Sourcing is paramount here, and the team is focused on using the highest quality seasonal ingredients and premium fish flown in twice a week from Japan. Lin, whose wife is Japanese (he speaks it fluently) has amassed quite the Japanese fish industry network thanks to her — that, plus working at Masa and Ichimura at Brushstroke — and the team’s particularly excited to offer a rare deep sea fish not seen on too many menus called kinki.

Although the Jōji menu is rooted in traditional Japanese technique, the ingredients won’t necessarily follow suit. The team’s background could tell you as much: none of the chefs is Japanese. Ruan was born just outside of Shanghai, Lin in Fuzhou, and Cheng is from Hong Kong. All three have called New York home for decades (Ruan since he was 10 years old) and will pull from their various work experiences to tweak the omakase genre for Jōji.

As such, you’ll find a tile fish appetizer accompanied by Sturgeon caviar and onion purée — a sauce you’d never see in traditional Japanese cooking, but pairs exceptionally well with the classic fish.

Chef Wayne Cheng preparing sushi at Jōji.
Chef Wayne Cheng preparing sushi at Jōji.

4. Service will be top-notch, no matter who (or where) you are.

Just as they’ve added their own twists to the food, the team is doing the same when it comes to service.

Any of Ruan’s regulars from Masa will tell you he takes incredible care of his guests, whether they came in on a weekly basis or once a year.
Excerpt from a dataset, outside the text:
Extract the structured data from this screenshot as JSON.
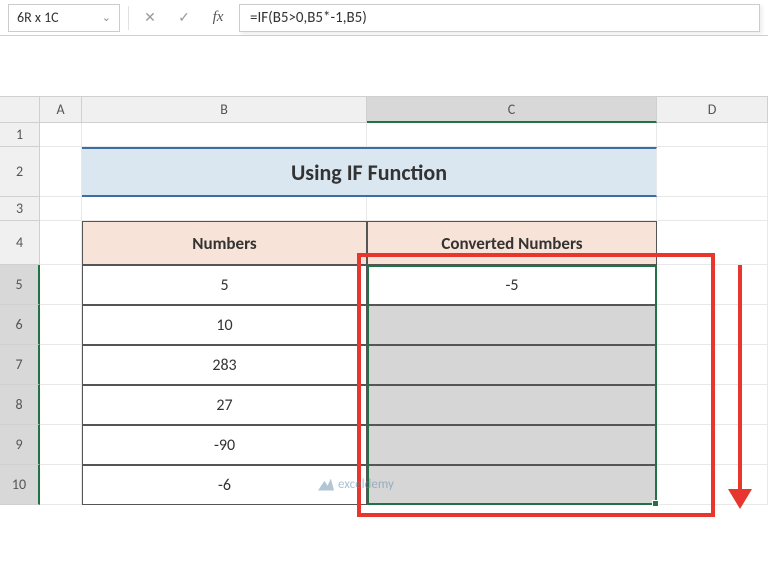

Unlike other sushi chefs who like to play favorites, Ruan doesn’t subscribe to that philosophy.

Because the restaurant is so intimate, with just 10 seats at the counter and eight in a private dining room, each of the three chefs will personally oversee sushi service, with servers handling appetizers and beverages.

For repeat guests, they also plan to change up the menu with every new visit, so they may experience something new each time they dine.

5. Pro tip: Don’t skip the cocktails.

In addition to an extensive sake and wine list, the Jōji team has partnered with Takuma Watanabe, of Martiny’s and Angel’s Share fame, for cocktails. Cheng created the food menu for Martiny’s when it opened in April this year, and when Jōji was fine-tuning its drink program, Watanabe was more than happy to return the favor and help his long-time friend.

The collaboration will take the shape of four seasonally rotating cocktails — be sure to look for a shiitake old fashioned and the Umami-tini (with gin, ponzu, mirin, and tomato water) on the opening menu.


The Roji garden at Jōji.


Jōji is open Tuesday through Saturday for two dinner services a night at 5:30 and 8:30 p.m.

Noëmie Carrant is a Resy staff writer. Follow Resy on Instagram and Twitter.